The White House has proposed cyber security legislation to protect the US government and private computer systems from millions of daily cyber attacks.
The proposal is aimed building a public/private partnership in securing critical infrastructure while protecting civil liberties and privacy, according to US reports.
The White House cyber security plan seeks to set up a framework that requires new oversight, including annual certification to ensure security technologies are used for their intended purpose and nothing more.
The proposed network security legislation would provide incentives for private companies that run critical infrastructure - such as power plants, water systems and financial systems - to ensure their computer systems are secure, according to the BBC.
The proposals seek to give the US Department of Homeland Security the authority to impose its own security on industry, to prevent espionage and other data theft.

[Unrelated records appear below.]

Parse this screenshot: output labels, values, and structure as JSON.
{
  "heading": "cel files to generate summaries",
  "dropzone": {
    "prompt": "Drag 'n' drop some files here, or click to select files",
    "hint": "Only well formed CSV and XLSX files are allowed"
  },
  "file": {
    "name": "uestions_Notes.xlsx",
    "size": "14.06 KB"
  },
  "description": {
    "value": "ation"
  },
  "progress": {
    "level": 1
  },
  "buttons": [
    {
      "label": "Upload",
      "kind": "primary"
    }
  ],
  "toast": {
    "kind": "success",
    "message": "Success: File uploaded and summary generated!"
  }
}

The proposed legislation would empower the US Department of Homeland Security (DHS) to develop security systems for infrastructure providers if they fail to implement adequate measures of their own.
The US government hopes to get the legislation passed by the end of 2011, but critics say the proposals are too weak and lack a sense of urgency because checks would not be conducted immediately.

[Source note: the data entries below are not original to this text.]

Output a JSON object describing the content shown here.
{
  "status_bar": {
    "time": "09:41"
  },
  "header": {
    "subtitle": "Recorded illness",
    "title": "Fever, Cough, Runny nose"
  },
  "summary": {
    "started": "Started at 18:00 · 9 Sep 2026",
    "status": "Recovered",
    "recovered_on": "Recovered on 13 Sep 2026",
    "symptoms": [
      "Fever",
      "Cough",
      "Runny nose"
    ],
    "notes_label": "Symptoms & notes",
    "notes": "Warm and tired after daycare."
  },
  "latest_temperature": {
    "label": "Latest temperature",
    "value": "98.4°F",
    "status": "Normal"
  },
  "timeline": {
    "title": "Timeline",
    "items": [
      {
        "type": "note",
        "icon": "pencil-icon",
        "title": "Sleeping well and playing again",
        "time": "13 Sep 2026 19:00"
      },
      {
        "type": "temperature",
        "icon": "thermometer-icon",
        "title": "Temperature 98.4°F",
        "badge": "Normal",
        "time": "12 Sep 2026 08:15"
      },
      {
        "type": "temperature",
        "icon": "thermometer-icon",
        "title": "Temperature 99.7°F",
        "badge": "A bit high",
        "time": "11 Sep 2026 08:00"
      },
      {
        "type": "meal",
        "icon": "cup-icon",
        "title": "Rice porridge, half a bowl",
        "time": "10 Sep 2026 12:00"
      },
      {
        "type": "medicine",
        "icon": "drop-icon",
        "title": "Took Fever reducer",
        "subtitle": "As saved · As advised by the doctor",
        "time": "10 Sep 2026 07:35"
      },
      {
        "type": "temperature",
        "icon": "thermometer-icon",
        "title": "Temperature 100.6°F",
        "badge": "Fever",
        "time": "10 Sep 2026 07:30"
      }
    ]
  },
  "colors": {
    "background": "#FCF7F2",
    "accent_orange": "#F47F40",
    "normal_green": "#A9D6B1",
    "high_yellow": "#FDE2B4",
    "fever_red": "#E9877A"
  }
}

Various House and Senate committees have been working on cyber network security legislation for the past two years, waiting for the Obama administration to propose its own version.
But the House and Senate want the White House cyber co-ordinator Howard Schmidt to be subject to Senate confirmation, while the White House has rejected that idea.